What is being asked: With the records in front of you, set every one of them down exactly.
START Extracted data
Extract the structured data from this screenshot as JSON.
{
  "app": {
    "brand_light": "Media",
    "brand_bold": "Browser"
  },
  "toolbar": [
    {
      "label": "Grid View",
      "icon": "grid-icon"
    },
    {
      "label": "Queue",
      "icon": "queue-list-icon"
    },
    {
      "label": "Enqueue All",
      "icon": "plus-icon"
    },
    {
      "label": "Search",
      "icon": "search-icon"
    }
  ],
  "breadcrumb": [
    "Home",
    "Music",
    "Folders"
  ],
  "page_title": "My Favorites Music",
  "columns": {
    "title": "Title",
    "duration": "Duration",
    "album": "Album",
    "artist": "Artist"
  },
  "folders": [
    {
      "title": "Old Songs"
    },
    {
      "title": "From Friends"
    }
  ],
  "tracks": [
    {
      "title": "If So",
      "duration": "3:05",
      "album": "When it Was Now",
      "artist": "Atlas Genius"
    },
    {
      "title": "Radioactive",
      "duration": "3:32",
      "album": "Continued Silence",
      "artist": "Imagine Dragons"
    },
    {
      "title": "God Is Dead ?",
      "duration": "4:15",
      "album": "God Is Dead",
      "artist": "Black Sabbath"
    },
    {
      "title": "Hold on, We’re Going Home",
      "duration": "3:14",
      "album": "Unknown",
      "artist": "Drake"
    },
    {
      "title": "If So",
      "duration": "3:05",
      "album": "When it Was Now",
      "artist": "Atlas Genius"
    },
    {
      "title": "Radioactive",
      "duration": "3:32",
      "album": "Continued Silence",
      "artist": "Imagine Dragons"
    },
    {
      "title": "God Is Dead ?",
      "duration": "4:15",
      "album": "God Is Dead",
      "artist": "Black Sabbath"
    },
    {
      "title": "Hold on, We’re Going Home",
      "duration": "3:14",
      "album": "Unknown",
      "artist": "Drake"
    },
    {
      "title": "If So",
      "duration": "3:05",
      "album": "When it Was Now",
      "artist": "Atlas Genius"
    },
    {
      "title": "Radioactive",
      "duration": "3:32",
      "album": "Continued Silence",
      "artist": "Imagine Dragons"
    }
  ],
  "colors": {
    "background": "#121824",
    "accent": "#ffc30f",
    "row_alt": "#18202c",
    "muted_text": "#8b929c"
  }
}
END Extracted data
Answer area:
Extract the structured data from this screenshot as JSON.
{
  "app": {
    "brand_light": "Media",
    "brand_bold": "Browser"
  },
  "toolbar": [
    {
      "label": "Grid View",
      "icon": "grid-icon"
    },
    {
      "label": "Queue",
      "icon": "queue-list-icon"
    },
    {
      "label": "Enqueue All",
      "icon": "plus-icon"
    },
    {
      "label": "Search",
      "icon": "search-icon"
    }
  ],
  "breadcrumb": [
    "Home",
    "Music",
    "Folders"
  ],
  "page_title": "My Favorites Music",
  "columns": {
    "title": "Title",
    "duration": "Duration",
    "album": "Album",
    "artist": "Artist"
  },
  "folders": [
    {
      "title": "Old Songs"
    },
    {
      "title": "From Friends"
    }
  ],
  "tracks": [
    {
      "title": "If So",
      "duration": "3:05",
      "album": "When it Was Now",
      "artist": "Atlas Genius"
    },
    {
      "title": "Radioactive",
      "duration": "3:32",
      "album": "Continued Silence",
      "artist": "Imagine Dragons"
    },
    {
      "title": "God Is Dead ?",
      "duration": "4:15",
      "album": "God Is Dead",
      "artist": "Black Sabbath"
    },
    {
      "title": "Hold on, We’re Going Home",
      "duration": "3:14",
      "album": "Unknown",
      "artist": "Drake"
    },
    {
      "title": "If So",
      "duration": "3:05",
      "album": "When it Was Now",
      "artist": "Atlas Genius"
    },
    {
      "title": "Radioactive",
      "duration": "3:32",
      "album": "Continued Silence",
      "artist": "Imagine Dragons"
    },
    {
      "title": "God Is Dead ?",
      "duration": "4:15",
      "album": "God Is Dead",
      "artist": "Black Sabbath"
    },
    {
      "title": "Hold on, We’re Going Home",
      "duration": "3:14",
      "album": "Unknown",
      "artist": "Drake"
    },
    {
      "title": "If So",
      "duration": "3:05",
      "album": "When it Was Now",
      "artist": "Atlas Genius"
    },
    {
      "title": "Radioactive",
      "duration": "3:32",
      "album": "Continued Silence",
      "artist": "Imagine Dragons"
    }
  ],
  "colors": {
    "background": "#121824",
    "accent": "#ffc30f",
    "row_alt": "#18202c",
    "muted_text": "#8b929c"
  }
}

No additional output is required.